• _Work to complete_
Lift out all lines below that contain "title".

• _Source data_
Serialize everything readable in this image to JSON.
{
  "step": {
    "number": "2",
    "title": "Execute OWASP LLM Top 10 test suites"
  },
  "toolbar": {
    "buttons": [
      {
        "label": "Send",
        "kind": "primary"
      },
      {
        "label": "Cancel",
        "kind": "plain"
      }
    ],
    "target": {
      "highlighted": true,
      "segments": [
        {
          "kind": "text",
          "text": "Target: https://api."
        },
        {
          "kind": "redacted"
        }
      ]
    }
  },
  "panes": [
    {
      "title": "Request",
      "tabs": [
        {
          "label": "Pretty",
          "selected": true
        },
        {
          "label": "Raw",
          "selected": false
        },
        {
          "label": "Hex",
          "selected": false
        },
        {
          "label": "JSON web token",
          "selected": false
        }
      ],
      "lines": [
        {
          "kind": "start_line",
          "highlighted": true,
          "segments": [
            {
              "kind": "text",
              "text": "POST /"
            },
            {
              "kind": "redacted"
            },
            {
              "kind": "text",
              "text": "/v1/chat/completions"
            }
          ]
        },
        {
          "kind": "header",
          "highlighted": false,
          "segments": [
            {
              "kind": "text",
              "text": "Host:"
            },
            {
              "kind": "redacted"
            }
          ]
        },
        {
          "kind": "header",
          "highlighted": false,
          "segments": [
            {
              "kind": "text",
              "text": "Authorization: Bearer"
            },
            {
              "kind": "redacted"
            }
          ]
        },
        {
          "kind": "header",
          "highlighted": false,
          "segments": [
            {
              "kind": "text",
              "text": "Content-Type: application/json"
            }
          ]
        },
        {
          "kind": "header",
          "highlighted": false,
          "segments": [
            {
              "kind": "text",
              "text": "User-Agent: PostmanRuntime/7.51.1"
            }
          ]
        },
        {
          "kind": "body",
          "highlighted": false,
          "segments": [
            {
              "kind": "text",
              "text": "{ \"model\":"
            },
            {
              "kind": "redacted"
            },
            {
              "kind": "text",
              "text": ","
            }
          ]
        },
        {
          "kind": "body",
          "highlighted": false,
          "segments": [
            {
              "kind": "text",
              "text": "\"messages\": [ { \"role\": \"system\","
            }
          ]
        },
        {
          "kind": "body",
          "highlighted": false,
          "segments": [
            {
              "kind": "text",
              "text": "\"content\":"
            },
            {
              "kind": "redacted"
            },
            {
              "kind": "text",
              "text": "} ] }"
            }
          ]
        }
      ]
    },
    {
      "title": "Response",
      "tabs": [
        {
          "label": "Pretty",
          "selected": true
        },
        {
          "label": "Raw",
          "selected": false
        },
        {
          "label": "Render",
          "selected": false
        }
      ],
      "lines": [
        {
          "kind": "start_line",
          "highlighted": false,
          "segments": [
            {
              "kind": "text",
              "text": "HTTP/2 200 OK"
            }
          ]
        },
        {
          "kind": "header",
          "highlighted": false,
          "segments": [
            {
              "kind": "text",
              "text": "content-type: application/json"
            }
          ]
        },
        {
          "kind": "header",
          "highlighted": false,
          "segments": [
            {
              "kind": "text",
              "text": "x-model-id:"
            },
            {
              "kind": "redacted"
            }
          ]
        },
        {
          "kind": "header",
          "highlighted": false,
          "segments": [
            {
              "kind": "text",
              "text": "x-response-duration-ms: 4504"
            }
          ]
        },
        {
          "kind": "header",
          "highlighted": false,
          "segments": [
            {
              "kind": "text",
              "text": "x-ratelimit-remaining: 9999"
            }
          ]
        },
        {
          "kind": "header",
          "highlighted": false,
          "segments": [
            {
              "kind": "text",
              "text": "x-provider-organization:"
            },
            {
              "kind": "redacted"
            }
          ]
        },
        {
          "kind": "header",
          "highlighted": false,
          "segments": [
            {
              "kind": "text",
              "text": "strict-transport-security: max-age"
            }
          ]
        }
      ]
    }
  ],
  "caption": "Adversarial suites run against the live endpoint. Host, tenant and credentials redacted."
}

• _Result for this task_
    "title": "Execute OWASP LLM Top 10 test suites"
      "title": "Request",
      "title": "Response",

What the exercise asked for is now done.